“He was unfazed and enjoyed an incredible evening with hundreds of people, from all walks of life, who love and respect him for his contributions to society,” Goodman said. “We look forward to full vindication soon.”

Giuliani is expected to appear in court Tuesday unless the court grants a delay, Taylor said. A trial in the Arizona election interference case has been tentatively set to start in mid-October.

Over the past several weeks, Taylor said, authorities had tried multiple times to serve Giuliani in New York City, as well as through a phone call and certified mail.

Taylor said agents with Mayes’ office traveled to Florida on Friday, knowing that Giuliani was there because of livestreams from his residence there.
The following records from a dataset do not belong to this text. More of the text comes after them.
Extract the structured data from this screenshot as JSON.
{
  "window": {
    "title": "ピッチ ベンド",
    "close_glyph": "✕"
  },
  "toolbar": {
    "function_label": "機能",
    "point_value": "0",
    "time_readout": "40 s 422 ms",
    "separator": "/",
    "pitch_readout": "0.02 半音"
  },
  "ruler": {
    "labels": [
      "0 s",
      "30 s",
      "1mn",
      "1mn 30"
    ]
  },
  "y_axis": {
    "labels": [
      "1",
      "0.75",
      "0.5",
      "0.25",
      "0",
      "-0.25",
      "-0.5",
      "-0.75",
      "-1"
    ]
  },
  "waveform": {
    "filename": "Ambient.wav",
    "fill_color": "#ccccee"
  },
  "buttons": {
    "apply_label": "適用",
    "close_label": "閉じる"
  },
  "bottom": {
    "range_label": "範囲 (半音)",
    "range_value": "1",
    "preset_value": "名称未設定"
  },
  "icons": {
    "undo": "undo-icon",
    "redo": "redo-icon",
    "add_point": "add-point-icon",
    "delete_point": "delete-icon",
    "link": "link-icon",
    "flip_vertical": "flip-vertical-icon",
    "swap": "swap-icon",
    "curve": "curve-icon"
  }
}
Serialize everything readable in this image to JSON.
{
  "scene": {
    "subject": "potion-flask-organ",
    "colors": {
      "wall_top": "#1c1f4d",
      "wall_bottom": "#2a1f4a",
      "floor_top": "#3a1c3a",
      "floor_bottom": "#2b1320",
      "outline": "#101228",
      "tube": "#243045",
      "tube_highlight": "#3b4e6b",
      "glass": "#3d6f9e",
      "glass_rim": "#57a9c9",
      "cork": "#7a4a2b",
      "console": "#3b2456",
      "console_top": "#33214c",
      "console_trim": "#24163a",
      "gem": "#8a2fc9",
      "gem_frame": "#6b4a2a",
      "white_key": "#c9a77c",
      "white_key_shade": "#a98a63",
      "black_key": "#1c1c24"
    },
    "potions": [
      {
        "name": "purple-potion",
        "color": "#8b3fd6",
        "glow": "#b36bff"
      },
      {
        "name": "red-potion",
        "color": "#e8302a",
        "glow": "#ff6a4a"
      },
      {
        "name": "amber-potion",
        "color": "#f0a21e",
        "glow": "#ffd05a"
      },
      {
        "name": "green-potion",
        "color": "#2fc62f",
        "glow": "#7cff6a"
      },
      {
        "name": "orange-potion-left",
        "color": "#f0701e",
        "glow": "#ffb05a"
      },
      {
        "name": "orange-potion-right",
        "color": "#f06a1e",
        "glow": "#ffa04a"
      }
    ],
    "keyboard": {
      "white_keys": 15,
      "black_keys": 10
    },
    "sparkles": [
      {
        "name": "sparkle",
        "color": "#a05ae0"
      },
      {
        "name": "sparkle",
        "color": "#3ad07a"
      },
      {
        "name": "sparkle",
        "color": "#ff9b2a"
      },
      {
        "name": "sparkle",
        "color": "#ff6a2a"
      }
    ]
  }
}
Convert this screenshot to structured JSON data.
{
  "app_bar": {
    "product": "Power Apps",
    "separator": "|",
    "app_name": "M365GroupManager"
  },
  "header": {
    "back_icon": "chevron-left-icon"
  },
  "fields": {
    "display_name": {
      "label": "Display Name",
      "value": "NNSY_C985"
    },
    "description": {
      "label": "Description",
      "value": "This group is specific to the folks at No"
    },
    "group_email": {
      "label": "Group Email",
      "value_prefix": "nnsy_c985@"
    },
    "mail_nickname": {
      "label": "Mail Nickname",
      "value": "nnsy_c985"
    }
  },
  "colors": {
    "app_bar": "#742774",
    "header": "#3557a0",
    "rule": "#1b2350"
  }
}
“We would have preferred to serve him three weeks ago when everyone else was served,” he said, adding that Giuliani had avoided the attempts and had been taunting the office online.

The party was organized by Caroline Wren, a Republican consultant. Several hours before it began, Giuliani posted on social platform X a now-deleted photo of himself with a group of people, captioned: “If Arizona authorities can’t find me by tomorrow morning: 1. They must dismiss the indictment; 2. They must concede they can’t count votes.”

Taylor said that although the initial scheduled court appearance was approaching, there was no deadline to serve the notice.

The defendants are accused by prosecutors of putting pressure on “officials responsible for certifying election results to encourage them to change the election results,” among them the governor, members of the state Legislature and the board of supervisors in Maricopa County, the state’s most populous county.

On Friday morning, John Eastman, another lawyer who advised Trump’s 2020 election campaign, became the first of the defendants to be arraigned in the Arizona case. He pleaded not guilty.

Several other prominent defendants in the case are also scheduled to be arraigned this coming week, including Meadows and Boris Epshteyn, who remains one of Trump’s top legal advisers.

Giuliani and other former Trump allies also face similar charges in Georgia. Prosecutors in Michigan and Nevada have also brought criminal charges related to the Trump campaign’s efforts to reverse the results of the 2020 election, but those cases have focused solely on the fake electors that the campaign deployed.

Last year, a jury ordered Giuliani to pay $148 million to two former Georgia election workers who said he had destroyed their reputations with lies that they tried to steal the 2020 election from Trump.

Several days later, a federal judge ordered Giuliani to immediately pay the sum he owes, citing concerns that he might “conceal his assets” if he were given more time. The next day, he filed for bankruptcy.

This article originally appeared in The New York Times.